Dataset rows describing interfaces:
....................
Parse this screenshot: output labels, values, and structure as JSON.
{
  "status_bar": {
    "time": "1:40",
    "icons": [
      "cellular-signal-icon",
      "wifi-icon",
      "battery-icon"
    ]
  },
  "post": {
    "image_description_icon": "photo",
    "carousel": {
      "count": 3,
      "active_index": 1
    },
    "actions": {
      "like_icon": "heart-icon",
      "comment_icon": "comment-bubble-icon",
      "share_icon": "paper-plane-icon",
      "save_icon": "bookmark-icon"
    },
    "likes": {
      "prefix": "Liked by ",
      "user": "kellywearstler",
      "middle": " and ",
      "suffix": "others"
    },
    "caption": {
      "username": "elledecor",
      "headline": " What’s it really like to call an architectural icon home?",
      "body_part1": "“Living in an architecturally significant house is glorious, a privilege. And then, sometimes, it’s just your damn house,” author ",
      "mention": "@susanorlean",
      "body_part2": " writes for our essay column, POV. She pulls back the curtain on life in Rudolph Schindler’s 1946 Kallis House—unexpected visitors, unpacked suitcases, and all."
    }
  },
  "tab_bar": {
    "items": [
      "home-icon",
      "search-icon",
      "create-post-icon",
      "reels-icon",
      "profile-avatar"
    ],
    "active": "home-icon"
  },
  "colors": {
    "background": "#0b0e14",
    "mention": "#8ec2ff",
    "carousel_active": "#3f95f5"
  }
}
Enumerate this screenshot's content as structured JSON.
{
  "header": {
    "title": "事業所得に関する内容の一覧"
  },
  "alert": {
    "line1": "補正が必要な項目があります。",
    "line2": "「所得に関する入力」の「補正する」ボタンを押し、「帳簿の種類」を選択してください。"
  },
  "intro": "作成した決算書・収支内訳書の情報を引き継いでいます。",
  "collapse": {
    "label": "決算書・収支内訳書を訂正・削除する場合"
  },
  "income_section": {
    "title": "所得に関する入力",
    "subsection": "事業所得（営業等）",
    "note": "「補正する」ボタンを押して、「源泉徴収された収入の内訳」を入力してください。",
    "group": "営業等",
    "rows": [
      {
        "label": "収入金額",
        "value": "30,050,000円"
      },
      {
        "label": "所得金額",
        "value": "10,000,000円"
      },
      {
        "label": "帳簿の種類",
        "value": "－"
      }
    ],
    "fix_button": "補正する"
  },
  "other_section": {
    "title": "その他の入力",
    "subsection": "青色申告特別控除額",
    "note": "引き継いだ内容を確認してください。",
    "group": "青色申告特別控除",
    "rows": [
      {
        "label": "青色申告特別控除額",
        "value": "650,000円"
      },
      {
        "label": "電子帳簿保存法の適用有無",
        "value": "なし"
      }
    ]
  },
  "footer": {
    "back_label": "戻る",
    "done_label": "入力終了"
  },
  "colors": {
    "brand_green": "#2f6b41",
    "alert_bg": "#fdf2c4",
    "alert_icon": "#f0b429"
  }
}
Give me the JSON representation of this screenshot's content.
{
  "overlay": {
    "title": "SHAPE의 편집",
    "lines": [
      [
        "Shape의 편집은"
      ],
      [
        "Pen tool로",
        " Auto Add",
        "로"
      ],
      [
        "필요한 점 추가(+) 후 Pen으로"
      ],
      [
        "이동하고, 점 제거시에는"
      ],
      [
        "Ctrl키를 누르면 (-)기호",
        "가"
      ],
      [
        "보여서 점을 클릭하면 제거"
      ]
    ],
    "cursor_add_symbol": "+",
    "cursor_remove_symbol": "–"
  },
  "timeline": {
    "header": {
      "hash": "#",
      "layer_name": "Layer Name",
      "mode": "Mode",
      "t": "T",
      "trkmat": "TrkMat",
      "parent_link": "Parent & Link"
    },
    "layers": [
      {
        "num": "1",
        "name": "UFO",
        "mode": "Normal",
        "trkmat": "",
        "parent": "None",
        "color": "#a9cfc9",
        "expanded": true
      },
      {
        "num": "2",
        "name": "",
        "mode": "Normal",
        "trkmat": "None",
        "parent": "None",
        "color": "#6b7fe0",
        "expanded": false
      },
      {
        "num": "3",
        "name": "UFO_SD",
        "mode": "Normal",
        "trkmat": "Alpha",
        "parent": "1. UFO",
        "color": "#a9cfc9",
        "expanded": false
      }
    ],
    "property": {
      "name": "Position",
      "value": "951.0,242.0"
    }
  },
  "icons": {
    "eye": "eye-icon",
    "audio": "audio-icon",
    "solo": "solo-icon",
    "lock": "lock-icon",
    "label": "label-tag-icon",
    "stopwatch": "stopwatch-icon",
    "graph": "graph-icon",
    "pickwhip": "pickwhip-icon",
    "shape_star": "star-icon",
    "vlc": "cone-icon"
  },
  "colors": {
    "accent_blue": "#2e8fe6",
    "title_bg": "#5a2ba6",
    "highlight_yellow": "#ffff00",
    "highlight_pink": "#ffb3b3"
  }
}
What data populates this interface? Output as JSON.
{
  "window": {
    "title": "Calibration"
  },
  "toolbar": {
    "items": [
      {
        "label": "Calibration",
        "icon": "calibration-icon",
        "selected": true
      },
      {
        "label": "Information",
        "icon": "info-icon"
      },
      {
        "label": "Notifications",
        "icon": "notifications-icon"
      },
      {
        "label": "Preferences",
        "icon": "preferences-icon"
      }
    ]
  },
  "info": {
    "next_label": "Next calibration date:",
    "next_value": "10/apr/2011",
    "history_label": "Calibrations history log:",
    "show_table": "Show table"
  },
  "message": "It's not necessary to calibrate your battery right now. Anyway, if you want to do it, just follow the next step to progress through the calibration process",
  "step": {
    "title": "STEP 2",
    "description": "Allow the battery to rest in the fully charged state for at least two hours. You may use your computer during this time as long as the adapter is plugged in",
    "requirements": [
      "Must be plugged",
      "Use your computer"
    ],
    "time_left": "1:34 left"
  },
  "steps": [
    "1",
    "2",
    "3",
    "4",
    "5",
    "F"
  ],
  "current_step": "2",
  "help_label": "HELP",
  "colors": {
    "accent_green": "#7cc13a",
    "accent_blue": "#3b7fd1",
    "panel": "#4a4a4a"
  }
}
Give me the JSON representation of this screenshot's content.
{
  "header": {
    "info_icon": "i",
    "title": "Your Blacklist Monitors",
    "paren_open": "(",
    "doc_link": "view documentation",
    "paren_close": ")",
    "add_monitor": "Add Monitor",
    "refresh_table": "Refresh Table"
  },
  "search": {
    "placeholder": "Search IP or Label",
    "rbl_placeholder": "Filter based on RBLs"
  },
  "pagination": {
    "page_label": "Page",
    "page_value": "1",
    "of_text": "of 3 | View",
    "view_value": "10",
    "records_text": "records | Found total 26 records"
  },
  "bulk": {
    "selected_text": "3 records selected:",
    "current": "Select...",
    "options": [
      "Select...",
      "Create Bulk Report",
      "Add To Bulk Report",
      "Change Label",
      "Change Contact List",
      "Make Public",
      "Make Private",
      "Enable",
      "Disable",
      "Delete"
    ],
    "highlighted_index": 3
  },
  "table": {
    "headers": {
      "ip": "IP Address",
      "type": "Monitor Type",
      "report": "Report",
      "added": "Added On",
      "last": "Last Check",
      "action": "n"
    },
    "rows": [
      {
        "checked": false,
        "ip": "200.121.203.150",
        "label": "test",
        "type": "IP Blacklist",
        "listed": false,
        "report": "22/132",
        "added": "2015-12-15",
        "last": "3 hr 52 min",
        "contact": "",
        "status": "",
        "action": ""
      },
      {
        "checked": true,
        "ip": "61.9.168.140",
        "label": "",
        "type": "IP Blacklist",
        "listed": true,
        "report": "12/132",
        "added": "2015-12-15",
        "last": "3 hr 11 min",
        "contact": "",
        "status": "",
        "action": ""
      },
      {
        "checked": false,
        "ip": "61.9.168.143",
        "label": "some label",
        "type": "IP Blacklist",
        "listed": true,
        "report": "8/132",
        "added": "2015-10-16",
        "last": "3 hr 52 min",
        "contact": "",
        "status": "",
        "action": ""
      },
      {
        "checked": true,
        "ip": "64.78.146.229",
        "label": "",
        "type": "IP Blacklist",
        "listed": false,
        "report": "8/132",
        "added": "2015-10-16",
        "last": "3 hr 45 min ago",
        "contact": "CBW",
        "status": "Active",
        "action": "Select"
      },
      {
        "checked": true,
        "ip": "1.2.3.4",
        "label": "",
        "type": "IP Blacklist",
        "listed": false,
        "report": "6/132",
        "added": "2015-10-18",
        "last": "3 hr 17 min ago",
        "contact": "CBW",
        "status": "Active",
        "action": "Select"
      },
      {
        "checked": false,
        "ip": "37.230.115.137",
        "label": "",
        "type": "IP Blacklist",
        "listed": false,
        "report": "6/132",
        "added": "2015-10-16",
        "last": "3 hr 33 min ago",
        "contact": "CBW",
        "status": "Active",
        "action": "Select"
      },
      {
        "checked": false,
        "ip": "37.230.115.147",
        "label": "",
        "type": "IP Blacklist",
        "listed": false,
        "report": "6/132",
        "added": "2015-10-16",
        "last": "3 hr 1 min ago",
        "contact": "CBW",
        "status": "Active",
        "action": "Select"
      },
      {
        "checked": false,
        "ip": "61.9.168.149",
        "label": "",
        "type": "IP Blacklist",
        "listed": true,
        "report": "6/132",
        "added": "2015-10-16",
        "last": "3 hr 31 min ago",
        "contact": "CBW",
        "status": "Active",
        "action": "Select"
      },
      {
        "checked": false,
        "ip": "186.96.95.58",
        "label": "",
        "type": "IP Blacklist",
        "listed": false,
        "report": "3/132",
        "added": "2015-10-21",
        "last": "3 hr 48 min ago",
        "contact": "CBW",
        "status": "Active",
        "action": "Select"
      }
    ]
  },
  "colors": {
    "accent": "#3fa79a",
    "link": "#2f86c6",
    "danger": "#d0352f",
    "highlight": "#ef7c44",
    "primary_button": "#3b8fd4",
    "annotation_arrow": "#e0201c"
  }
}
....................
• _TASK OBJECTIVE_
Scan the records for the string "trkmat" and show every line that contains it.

• _TASK OUTPUT_
      "trkmat": "TrkMat",
        "trkmat": "",
        "trkmat": "None",
        "trkmat": "Alpha",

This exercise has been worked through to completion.